## What the exercise asks
With the pictures omitted, output word for word the lines from the one containing "Transcribe this image's" through the end of the records.

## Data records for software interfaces
Content starts

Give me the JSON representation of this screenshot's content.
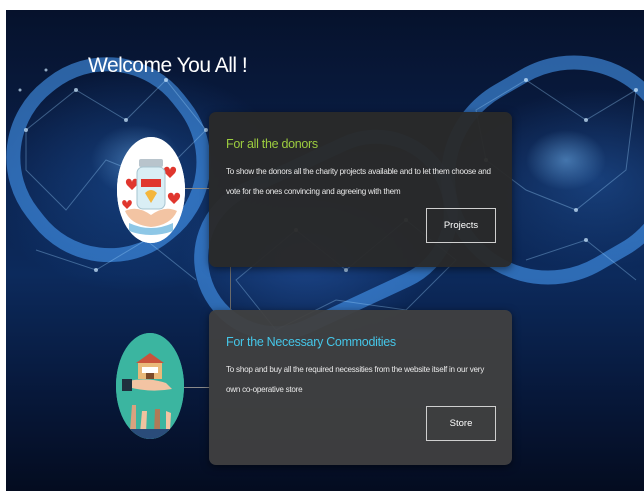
{
  "header": {
    "welcome_text": "Welcome You All !"
  },
  "cards": [
    {
      "title": "For all the donors",
      "description": "To show the donors all the charity projects available and to let them choose and vote for the ones convincing and agreeing with them",
      "button_label": "Projects"
    },
    {
      "title": "For the Necessary Commodities",
      "description": "To shop and buy all the required necessities from the website itself in our very own co-operative store",
      "button_label": "Store"
    }
  ],
  "icons": {
    "donors": "donation-jar-icon",
    "store": "cooperative-store-icon"
  },
  "colors": {
    "donors_title": "#9ccc3f",
    "store_title": "#45c6e8",
    "background": "#0a1e46"
  }
}
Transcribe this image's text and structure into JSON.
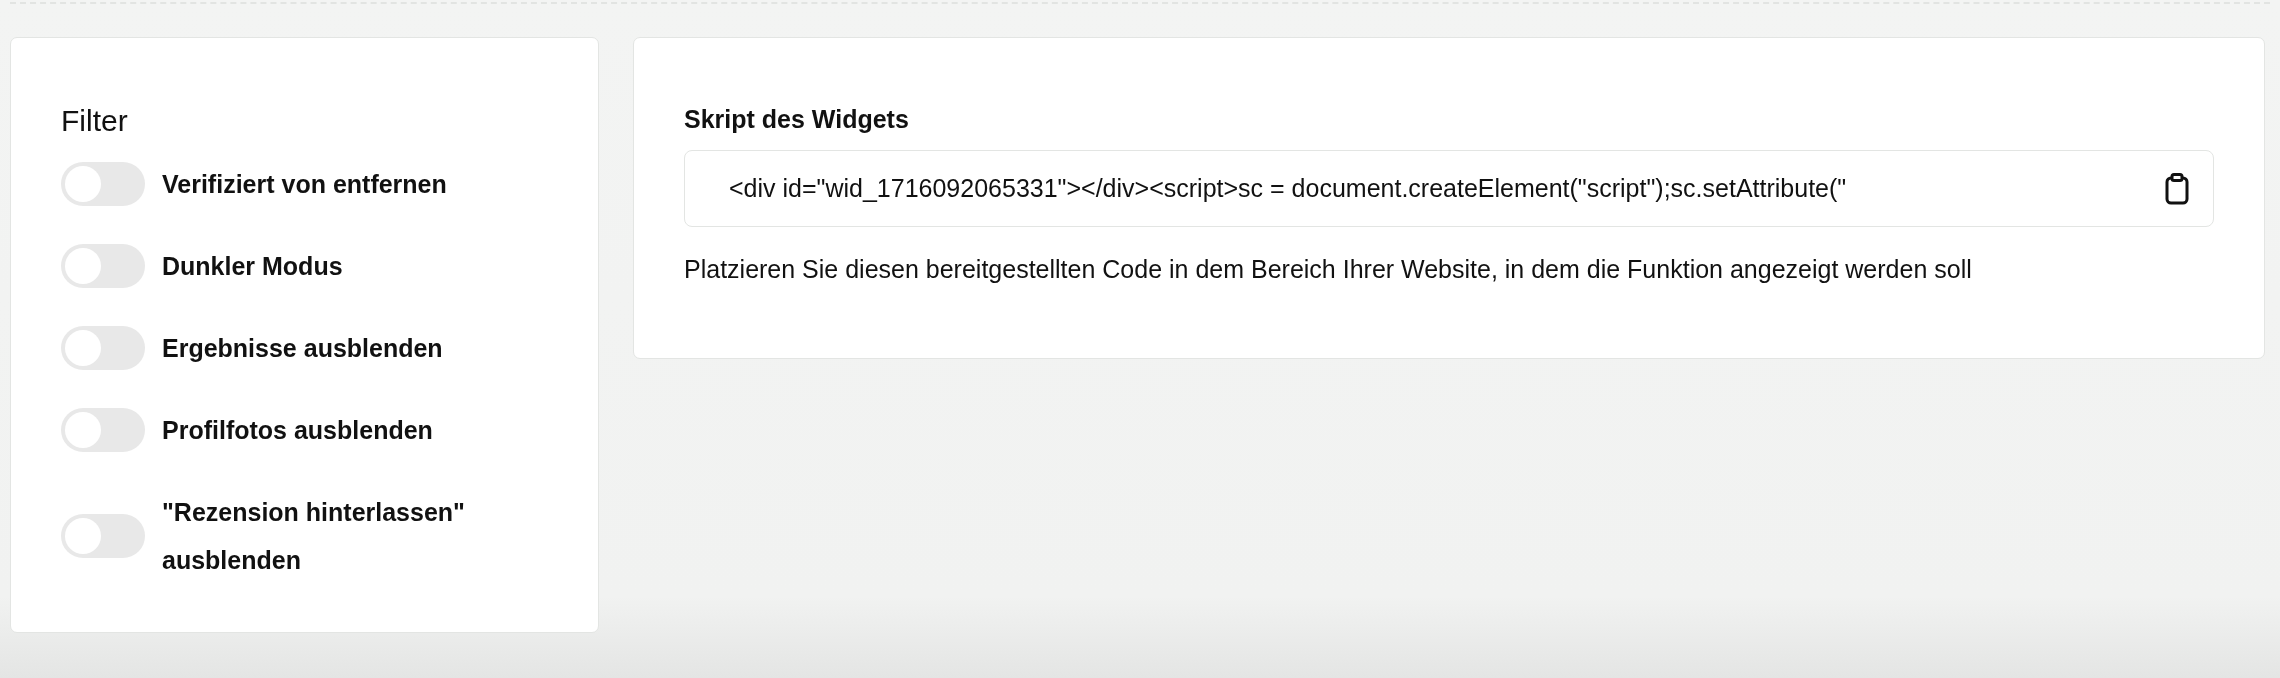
{
  "filter": {
    "title": "Filter",
    "toggles": [
      {
        "label": "Verifiziert von entfernen",
        "on": false
      },
      {
        "label": "Dunkler Modus",
        "on": false
      },
      {
        "label": "Ergebnisse ausblenden",
        "on": false
      },
      {
        "label": "Profilfotos ausblenden",
        "on": false
      },
      {
        "label": "\"Rezension hinterlassen\" ausblenden",
        "on": false
      }
    ]
  },
  "widget": {
    "title": "Skript des Widgets",
    "code": "<div id=\"wid_1716092065331\"></div><script>sc = document.createElement(\"script\");sc.setAttribute(\"",
    "hint": "Platzieren Sie diesen bereitgestellten Code in dem Bereich Ihrer Website, in dem die Funktion angezeigt werden soll"
  }
}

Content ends

## Answer to the problem
Transcribe this image's text and structure into JSON.
{
  "filter": {
    "title": "Filter",
    "toggles": [
      {
        "label": "Verifiziert von entfernen",
        "on": false
      },
      {
        "label": "Dunkler Modus",
        "on": false
      },
      {
        "label": "Ergebnisse ausblenden",
        "on": false
      },
      {
        "label": "Profilfotos ausblenden",
        "on": false
      },
      {
        "label": "\"Rezension hinterlassen\" ausblenden",
        "on": false
      }
    ]
  },
  "widget": {
    "title": "Skript des Widgets",
    "code": "<div id=\"wid_1716092065331\"></div><script>sc = document.createElement(\"script\");sc.setAttribute(\"",
    "hint": "Platzieren Sie diesen bereitgestellten Code in dem Bereich Ihrer Website, in dem die Funktion angezeigt werden soll"
  }
}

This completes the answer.